After two failed attempts to launch its Artemis 1 mission to the moon, NASA engineers are now performing maintenance work on the Space Launch System rocket while it is still at Launch Pad 39B at Kennedy Space Center. As the US space agency works on its mission that will pave the way for putting humans back on the Moon after 50 years, here are 5 interesting facts you may not have known about Earth’s only natural satellite.
The Moon has an “atmosphere”
While conventional wisdom would tell you that the Moon has no atmosphere and therefore no gas on its surface, that’s not quite true. NASA deployed the Lunar Atmospheric Composition Experiment (LACE) instrument to the Moon during the Apollo 17 mission. LACE helped scientists discover that there are a small number of atoms and molecules on the planet, including l helium, argon, neon, ammonia, methane and carbon dioxide.
However, it is a very thin layer of gas that can’t quite be called an atmosphere, but the more accurate term would be “exosphere”. Unlike Earth’s dense atmosphere where the movement of gas molecules is dominated by collisions with each other, the moon’s exosphere is so thin that atoms and molecules almost never collide. Instead, gas molecules on the moon freely follow arcing paths determined by the moon’s gravity and the processes that created the molecules.
There are many possible origins for the gases on the satellite, including chemical reactions between the solar wind and lunar surface materials, the release of materials from comet and meteoroid impacts, and the “outgassing” of the interior of the Moon. These processes could also provide the energy that determines the movement of gas molecules.
The moon is shrinking and it causes moonquakes
As its interior cools, the Moon continues to shrink. In fact, according to NASA, its diameter has shrunk by more than 50 meters over the past hundreds of millions of years. And just like how a grape begins to have wrinkles when it shrinks in a lift, the Moon has such wrinkles too. But unlike a grape, the Moon’s surface is not flexible and quite brittle. This means that the shrinkage causes “thrust faults” where one section of the crust is pushed up over a neighboring part.
NASA analysis showed that these faults are active and likely producing moonquakes, some of them quite strong, registering around five on the Richter scale. These fault lines sometimes look like small stair-like cliffs when viewed from the lunar surface. These can reach several tens of meters high and extend over several kilometres.
The twelve moon walkers
Between 1969 and 1972, 12 astronauts walked on the lunar surface.
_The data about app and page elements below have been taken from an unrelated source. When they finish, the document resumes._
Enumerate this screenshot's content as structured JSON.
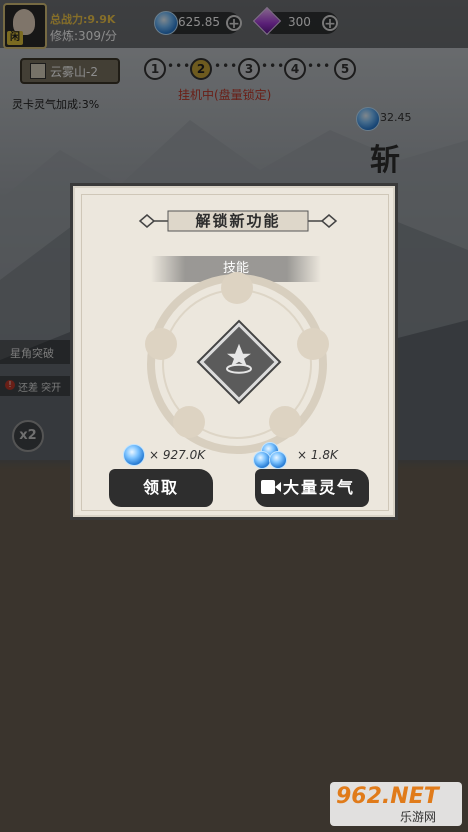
{
  "topbar": {
    "combat_label": "总战力:",
    "combat_value": "9.9K",
    "cultivation_label": "修炼:",
    "cultivation_value": "309/分",
    "spirit_amount": "625.85",
    "gem_amount": "300"
  },
  "stage": {
    "location": "云雾山-2",
    "steps": [
      "1",
      "2",
      "3",
      "4",
      "5"
    ],
    "active_step": 2,
    "status": "挂机中(盘量锁定)",
    "bonus_text": "灵卡灵气加成:3%",
    "right_value": "32.45",
    "right_banner": "斩"
  },
  "background_ui": {
    "side_label_1": "星角突破",
    "side_label_2": "还差 突开",
    "speed_button": "x2"
  },
  "dialog": {
    "title": "解锁新功能",
    "section": "技能",
    "reward_left": "× 927.0K",
    "reward_right": "× 1.8K",
    "claim_label": "领取",
    "video_label": "大量灵气"
  },
  "watermark": {
    "brand": "962.NET",
    "sub": "乐游网"
  },
  "colors": {
    "accent_gold": "#c9a63a",
    "ink": "#2e2e2e",
    "parchment": "#ece7dd"
  }
}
This includes Neil Armstrong, Buzz Aldrin, Charles Conrad, Alan Bean, Alan Shepard, Edgar Mitchell, David Scott, James Irwin, John Young, Charles Duke, Eugene Cernan and Harrison Schmitt. Apollo astronauts brought back a total of 382 kilograms of lunar rock and soil and scientists are still studying these samples.
While the lunar landscape may be that of an empty desert, scientists believe it contains many important resources that can be harvested for “in situ” use during space missions. These include hydrogen, which can be used to propel rockets; water ice, which can be split into hydrogen and oxygen for fuel and helium-3, a non-radioactive isotope of helium that could potentially be used to provide nuclear power in the future.
These resources are one of the reasons China and the United States are racing to dominate the Moon and space. In fact, after discovering a mineral called Changesite-(Y), China’s National Space Administration approved plans for three future unmanned missions to the Moon. Changesite-(Y) is believed to contain helium-3.
The only natural satellite of our planet takes as long to revolve around the Earth as it does to revolve on its axis. For this reason, we only see one side of the Moon, called the near side. The dark side remains forever turned away from us. In 2019, China became the first country to land a spacecraft on the far side of the Moon.
This “two-sided” nature of the Moon also results in wildly variable temperatures on its surface. While the moon’s sunny side can get hotter than boiling water, up to 123 degrees Celsius, the temperature sometimes drops to minus 233 degrees Celsius in the permanently shadowed polar craters.